Whistleblowers from the DHS sent a letter in late June to Biden administration officials urging them to do more work vaccinating immigrants in federal custody. They claimed that immigrant detention facilities “continue to be a significant source of spread for COVID and [cause] disproportionate harm to detainees, workers and the public, yet DHS has still not implemented a comprehensive plan to address the spread of COVID in immigration detention facilities.”

What about the thousands who are reportedly being released in Texas? The data being shared by conservative media about the 7,000 migrants in McAllen, Texas, who tested positive, lacks context. According to American Immigration Council’s Aaron Reichlin-Melnick, who spoke to The Washington Post, “Migrants are in many ways the most tested group in the country. No other group of people in the entire country is being tested at a near-100 percent rate. So when we talk about infection rates of migrants, what we actually know is that a lot of people who are testing positive are asymptomatic; who, if they were in the United States, would have just never been tested.”

Migrants who test positive are moved to hotels and other spaces to quarantine, for the most part. Indeed, the Fox News article about McAllen stated, “Immigrants released by CBP are dropped off with Catholic Charities and tested for COVID by a third party. If they test positive, they are asked to quarantine and offered a room at a quarantine site.” (This particular statement did not appear in an archived version of the Fox News story, but cropped up later.) As of August 2021, an estimated 2,000 migrants are being quarantined in the Rio Grande Valley in Texas, after testing positive. 

Public health experts by and large agree that the rise in COVID-19 cases in the U.S. is not due to migrants who are isolated and tested in larger numbers than communities in the United States. Dr. Joseph McCormick, a physician and former CDC epidemiologist, told The Associated Press that the number of migrants entering the country is too small to be behind the uptick in cases. COVID-19 has been spreading outside of border states, and many argue it is due in part to the large numbers of unvaccinated people already in the country.

Dr. Iván Meléndez, a health official in Hidalgo County said in an August press conference, “Is this a pandemic of the migrants? No, it’s a pandemic of the unvaccinated.” According to a New York Times report, in Hidalgo County, Texas, the migrant positivity rate was about 16 percent in early August 2021, compared with 17.59 percent for residents. 

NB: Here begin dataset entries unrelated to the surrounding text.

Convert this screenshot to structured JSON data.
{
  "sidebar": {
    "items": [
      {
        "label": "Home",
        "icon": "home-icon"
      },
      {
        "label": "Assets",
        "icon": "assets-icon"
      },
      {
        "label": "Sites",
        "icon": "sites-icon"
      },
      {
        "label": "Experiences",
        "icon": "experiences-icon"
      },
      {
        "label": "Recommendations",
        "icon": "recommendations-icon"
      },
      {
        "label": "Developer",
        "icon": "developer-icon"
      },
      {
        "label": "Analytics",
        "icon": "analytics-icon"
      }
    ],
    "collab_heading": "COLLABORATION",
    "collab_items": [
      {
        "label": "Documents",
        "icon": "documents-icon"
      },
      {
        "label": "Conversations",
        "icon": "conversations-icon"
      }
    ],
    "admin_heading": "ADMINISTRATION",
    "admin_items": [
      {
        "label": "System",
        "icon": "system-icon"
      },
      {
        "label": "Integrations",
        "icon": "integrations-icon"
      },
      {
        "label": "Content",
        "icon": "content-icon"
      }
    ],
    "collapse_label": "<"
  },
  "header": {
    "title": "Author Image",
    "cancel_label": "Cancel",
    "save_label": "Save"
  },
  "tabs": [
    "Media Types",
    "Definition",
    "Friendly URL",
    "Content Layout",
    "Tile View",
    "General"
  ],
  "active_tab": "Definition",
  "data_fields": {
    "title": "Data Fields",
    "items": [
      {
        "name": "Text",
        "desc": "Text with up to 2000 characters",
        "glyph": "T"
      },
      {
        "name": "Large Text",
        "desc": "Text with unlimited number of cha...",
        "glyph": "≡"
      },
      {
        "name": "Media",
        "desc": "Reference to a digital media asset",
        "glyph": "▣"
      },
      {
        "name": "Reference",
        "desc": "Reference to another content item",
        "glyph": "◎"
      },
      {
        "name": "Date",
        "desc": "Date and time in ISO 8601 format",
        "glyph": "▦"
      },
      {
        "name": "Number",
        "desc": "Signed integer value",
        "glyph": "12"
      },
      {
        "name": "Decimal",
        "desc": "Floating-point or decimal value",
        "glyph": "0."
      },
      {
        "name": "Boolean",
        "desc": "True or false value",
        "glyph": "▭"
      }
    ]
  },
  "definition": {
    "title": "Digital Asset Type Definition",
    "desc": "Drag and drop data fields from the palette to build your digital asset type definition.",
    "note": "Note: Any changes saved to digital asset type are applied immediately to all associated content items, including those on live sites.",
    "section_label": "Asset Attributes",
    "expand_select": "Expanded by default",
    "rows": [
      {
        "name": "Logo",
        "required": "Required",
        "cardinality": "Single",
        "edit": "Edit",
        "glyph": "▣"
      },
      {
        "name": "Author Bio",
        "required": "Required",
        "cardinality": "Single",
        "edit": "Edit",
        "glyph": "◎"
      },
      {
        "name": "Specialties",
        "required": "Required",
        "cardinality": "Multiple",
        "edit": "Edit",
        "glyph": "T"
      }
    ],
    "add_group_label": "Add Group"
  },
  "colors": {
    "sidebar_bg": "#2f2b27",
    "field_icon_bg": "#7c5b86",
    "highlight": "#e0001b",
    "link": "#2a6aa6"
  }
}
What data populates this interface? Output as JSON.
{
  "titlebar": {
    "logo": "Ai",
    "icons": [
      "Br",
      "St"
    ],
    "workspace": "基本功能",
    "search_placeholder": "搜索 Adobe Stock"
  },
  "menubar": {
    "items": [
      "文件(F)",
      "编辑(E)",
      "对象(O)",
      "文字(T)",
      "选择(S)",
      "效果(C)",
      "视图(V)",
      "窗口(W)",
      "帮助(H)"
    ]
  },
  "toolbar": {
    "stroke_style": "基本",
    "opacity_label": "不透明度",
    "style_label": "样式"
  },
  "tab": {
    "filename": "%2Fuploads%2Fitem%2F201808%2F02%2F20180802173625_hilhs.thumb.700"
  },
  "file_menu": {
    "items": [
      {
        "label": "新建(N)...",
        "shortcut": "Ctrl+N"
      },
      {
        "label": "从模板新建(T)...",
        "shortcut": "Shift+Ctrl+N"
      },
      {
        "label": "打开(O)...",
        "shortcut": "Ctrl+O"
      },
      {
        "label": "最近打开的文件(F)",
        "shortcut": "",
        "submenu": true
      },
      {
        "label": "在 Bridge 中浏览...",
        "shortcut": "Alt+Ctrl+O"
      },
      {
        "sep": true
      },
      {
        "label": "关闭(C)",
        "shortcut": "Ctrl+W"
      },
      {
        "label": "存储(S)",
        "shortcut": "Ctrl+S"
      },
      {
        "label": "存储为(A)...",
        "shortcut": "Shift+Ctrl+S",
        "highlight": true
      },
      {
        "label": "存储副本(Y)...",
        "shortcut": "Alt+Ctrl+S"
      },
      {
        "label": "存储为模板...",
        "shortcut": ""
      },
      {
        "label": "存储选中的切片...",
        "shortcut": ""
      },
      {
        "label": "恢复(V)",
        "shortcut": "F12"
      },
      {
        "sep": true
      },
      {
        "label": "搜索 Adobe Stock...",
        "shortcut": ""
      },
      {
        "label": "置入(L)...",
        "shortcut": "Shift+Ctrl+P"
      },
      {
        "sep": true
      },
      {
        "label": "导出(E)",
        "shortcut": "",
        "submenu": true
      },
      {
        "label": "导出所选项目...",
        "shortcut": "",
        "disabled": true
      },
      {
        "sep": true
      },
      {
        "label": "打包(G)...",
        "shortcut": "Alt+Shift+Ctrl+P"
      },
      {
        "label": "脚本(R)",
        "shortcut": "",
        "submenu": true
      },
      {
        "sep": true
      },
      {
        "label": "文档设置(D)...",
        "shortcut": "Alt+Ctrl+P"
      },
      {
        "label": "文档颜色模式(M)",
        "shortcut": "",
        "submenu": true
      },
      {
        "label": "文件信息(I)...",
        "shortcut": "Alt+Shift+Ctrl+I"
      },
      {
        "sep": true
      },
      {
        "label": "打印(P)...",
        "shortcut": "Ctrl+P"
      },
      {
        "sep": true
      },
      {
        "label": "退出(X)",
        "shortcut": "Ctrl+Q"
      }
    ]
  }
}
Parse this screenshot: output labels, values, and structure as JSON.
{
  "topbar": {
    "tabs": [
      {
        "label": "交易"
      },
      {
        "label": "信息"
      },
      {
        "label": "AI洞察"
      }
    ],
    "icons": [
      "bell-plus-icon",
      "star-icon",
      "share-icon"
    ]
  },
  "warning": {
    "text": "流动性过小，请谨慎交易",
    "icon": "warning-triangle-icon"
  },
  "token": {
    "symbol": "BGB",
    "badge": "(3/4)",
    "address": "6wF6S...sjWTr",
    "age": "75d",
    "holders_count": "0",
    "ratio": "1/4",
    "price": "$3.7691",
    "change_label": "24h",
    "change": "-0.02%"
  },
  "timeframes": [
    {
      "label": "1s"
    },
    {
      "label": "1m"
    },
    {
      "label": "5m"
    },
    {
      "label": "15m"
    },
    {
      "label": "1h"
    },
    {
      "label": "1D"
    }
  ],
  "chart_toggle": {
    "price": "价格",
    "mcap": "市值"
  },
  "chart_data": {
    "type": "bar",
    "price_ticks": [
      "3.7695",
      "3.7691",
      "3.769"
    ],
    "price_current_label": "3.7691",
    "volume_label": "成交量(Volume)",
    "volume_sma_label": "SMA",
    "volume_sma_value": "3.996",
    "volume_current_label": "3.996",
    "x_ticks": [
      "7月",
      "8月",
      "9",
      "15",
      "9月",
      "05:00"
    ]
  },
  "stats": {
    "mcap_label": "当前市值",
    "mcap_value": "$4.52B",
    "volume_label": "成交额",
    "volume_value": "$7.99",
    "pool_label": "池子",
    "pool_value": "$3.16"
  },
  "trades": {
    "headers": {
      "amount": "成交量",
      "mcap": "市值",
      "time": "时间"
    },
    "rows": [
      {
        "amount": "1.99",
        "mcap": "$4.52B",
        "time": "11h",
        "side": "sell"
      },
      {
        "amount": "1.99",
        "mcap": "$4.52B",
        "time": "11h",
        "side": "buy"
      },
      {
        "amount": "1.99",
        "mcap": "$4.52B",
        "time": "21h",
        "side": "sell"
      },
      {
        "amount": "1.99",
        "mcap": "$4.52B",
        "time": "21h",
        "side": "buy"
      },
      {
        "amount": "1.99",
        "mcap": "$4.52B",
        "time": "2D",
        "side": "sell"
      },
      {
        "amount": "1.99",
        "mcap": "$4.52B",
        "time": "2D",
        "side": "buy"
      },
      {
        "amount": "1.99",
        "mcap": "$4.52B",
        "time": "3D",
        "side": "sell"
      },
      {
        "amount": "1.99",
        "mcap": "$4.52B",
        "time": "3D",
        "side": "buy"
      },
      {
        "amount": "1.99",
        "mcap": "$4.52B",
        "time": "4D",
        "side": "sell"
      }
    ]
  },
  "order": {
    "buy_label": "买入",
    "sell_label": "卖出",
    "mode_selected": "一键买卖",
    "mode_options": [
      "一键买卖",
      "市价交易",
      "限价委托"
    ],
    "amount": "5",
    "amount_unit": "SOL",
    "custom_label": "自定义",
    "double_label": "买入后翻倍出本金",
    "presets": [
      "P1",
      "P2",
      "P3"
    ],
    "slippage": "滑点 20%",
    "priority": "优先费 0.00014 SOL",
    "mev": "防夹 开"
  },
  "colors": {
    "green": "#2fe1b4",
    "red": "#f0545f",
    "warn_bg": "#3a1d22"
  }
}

The exact total number of asylum seekers who were released untested, unvaccinated, or positive with COVID-19 to third parties are difficult to determine. We know based on a number of cases publicly available to us that a few hundred fell through the cracks over an extended period of time largely due to federal agencies inefficiencies, but those groups are not responsible for the surge in cases overall.

Overall, the assertion that thousands of migrants entering the country are not being tested, quarantined, or vaccinated, and are spreading COVID-19 as a result, is incorrect. However, it appears federal agencies could do more to ensure effective health facilities are provided to migrants and comprehensive vaccination plans are developed. As such, we rate this claim as “Mostly False.”